┌──

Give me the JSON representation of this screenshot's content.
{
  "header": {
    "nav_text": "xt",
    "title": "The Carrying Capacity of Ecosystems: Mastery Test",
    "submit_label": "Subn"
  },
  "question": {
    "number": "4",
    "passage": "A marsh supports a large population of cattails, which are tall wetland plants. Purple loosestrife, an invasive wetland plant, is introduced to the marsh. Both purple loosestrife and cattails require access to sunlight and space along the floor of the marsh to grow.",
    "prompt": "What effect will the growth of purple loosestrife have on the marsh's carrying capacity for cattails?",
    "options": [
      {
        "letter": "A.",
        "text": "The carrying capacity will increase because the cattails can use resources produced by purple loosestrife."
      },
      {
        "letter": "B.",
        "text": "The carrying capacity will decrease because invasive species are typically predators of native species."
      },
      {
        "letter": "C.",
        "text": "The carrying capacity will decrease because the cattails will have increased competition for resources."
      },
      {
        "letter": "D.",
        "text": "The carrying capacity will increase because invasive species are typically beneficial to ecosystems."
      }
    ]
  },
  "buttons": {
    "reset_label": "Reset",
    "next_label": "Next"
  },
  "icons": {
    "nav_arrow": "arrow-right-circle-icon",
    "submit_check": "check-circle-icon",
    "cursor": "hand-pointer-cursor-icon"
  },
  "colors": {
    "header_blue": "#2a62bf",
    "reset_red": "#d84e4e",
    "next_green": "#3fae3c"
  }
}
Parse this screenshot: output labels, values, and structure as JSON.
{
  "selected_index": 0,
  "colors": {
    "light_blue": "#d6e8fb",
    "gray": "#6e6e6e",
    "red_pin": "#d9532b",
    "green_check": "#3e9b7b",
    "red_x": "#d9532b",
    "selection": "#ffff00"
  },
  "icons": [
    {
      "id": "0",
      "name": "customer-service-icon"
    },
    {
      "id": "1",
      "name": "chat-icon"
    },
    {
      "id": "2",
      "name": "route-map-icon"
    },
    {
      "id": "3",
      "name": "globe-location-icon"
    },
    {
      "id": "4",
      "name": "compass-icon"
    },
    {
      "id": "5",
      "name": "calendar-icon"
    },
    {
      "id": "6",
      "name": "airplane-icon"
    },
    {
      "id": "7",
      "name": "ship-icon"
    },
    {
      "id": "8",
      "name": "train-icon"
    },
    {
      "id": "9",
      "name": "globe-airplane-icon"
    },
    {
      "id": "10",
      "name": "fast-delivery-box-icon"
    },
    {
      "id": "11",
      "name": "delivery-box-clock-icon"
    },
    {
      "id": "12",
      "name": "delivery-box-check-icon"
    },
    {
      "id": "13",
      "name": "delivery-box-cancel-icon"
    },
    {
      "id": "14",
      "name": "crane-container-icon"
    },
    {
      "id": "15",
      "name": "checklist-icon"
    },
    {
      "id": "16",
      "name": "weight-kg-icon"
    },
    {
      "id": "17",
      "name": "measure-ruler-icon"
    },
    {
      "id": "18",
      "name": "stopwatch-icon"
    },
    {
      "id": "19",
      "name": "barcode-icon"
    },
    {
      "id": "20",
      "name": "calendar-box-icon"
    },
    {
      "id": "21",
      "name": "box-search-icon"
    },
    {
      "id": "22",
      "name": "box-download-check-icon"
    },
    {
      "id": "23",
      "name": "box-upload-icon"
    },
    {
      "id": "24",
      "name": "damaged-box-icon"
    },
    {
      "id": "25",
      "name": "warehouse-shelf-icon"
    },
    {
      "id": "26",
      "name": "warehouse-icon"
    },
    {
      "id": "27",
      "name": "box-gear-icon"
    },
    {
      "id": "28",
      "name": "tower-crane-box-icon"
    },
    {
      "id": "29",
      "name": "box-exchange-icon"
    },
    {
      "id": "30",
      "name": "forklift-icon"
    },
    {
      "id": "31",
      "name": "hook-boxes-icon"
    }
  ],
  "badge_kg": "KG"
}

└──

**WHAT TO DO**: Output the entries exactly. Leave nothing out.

**SOLUTION FOR THIS EXERCISE**:
Give me the JSON representation of this screenshot's content.
{
  "header": {
    "nav_text": "xt",
    "title": "The Carrying Capacity of Ecosystems: Mastery Test",
    "submit_label": "Subn"
  },
  "question": {
    "number": "4",
    "passage": "A marsh supports a large population of cattails, which are tall wetland plants. Purple loosestrife, an invasive wetland plant, is introduced to the marsh. Both purple loosestrife and cattails require access to sunlight and space along the floor of the marsh to grow.",
    "prompt": "What effect will the growth of purple loosestrife have on the marsh's carrying capacity for cattails?",
    "options": [
      {
        "letter": "A.",
        "text": "The carrying capacity will increase because the cattails can use resources produced by purple loosestrife."
      },
      {
        "letter": "B.",
        "text": "The carrying capacity will decrease because invasive species are typically predators of native species."
      },
      {
        "letter": "C.",
        "text": "The carrying capacity will decrease because the cattails will have increased competition for resources."
      },
      {
        "letter": "D.",
        "text": "The carrying capacity will increase because invasive species are typically beneficial to ecosystems."
      }
    ]
  },
  "buttons": {
    "reset_label": "Reset",
    "next_label": "Next"
  },
  "icons": {
    "nav_arrow": "arrow-right-circle-icon",
    "submit_check": "check-circle-icon",
    "cursor": "hand-pointer-cursor-icon"
  },
  "colors": {
    "header_blue": "#2a62bf",
    "reset_red": "#d84e4e",
    "next_green": "#3fae3c"
  }
}
Parse this screenshot: output labels, values, and structure as JSON.
{
  "selected_index": 0,
  "colors": {
    "light_blue": "#d6e8fb",
    "gray": "#6e6e6e",
    "red_pin": "#d9532b",
    "green_check": "#3e9b7b",
    "red_x": "#d9532b",
    "selection": "#ffff00"
  },
  "icons": [
    {
      "id": "0",
      "name": "customer-service-icon"
    },
    {
      "id": "1",
      "name": "chat-icon"
    },
    {
      "id": "2",
      "name": "route-map-icon"
    },
    {
      "id": "3",
      "name": "globe-location-icon"
    },
    {
      "id": "4",
      "name": "compass-icon"
    },
    {
      "id": "5",
      "name": "calendar-icon"
    },
    {
      "id": "6",
      "name": "airplane-icon"
    },
    {
      "id": "7",
      "name": "ship-icon"
    },
    {
      "id": "8",
      "name": "train-icon"
    },
    {
      "id": "9",
      "name": "globe-airplane-icon"
    },
    {
      "id": "10",
      "name": "fast-delivery-box-icon"
    },
    {
      "id": "11",
      "name": "delivery-box-clock-icon"
    },
    {
      "id": "12",
      "name": "delivery-box-check-icon"
    },
    {
      "id": "13",
      "name": "delivery-box-cancel-icon"
    },
    {
      "id": "14",
      "name": "crane-container-icon"
    },
    {
      "id": "15",
      "name": "checklist-icon"
    },
    {
      "id": "16",
      "name": "weight-kg-icon"
    },
    {
      "id": "17",
      "name": "measure-ruler-icon"
    },
    {
      "id": "18",
      "name": "stopwatch-icon"
    },
    {
      "id": "19",
      "name": "barcode-icon"
    },
    {
      "id": "20",
      "name": "calendar-box-icon"
    },
    {
      "id": "21",
      "name": "box-search-icon"
    },
    {
      "id": "22",
      "name": "box-download-check-icon"
    },
    {
      "id": "23",
      "name": "box-upload-icon"
    },
    {
      "id": "24",
      "name": "damaged-box-icon"
    },
    {
      "id": "25",
      "name": "warehouse-shelf-icon"
    },
    {
      "id": "26",
      "name": "warehouse-icon"
    },
    {
      "id": "27",
      "name": "box-gear-icon"
    },
    {
      "id": "28",
      "name": "tower-crane-box-icon"
    },
    {
      "id": "29",
      "name": "box-exchange-icon"
    },
    {
      "id": "30",
      "name": "forklift-icon"
    },
    {
      "id": "31",
      "name": "hook-boxes-icon"
    }
  ],
  "badge_kg": "KG"
}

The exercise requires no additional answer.